Exercise prompt ▸
Among the entries below, find the lines with "icon" and copy them.

*** Information Section Begins ***

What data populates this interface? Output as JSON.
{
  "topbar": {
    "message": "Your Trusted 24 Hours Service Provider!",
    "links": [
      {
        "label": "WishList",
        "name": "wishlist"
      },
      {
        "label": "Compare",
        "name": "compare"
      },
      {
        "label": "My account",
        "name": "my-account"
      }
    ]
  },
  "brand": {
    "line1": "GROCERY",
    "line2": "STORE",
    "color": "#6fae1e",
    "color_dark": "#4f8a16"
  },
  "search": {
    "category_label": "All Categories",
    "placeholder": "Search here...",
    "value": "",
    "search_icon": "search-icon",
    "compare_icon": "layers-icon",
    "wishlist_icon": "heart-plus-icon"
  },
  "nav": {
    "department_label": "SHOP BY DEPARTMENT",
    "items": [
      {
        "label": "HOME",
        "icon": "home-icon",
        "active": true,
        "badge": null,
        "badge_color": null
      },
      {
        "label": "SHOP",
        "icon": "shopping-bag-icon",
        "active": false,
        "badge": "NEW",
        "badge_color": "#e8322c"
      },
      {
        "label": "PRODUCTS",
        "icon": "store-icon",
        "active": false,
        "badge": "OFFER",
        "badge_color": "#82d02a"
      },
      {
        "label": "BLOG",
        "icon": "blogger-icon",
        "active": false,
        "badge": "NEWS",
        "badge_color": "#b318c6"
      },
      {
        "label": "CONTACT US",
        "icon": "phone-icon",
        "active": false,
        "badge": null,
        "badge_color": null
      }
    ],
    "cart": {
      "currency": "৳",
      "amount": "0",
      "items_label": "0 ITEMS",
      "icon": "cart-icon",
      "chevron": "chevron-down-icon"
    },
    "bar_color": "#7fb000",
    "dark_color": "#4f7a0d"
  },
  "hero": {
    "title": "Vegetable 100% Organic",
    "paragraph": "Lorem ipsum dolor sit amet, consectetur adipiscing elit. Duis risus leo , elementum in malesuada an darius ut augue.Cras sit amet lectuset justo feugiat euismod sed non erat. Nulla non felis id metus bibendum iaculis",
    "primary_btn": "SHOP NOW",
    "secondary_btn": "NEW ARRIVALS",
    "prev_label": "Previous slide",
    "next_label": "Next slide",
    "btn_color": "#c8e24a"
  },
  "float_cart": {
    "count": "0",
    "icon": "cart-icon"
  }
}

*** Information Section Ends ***

Task response ▸
    "search_icon": "search-icon",
    "compare_icon": "layers-icon",
    "wishlist_icon": "heart-plus-icon"
        "icon": "home-icon",
        "icon": "shopping-bag-icon",
        "icon": "store-icon",
        "icon": "blogger-icon",
        "icon": "phone-icon",
      "icon": "cart-icon",
      "chevron": "chevron-down-icon"
    "icon": "cart-icon"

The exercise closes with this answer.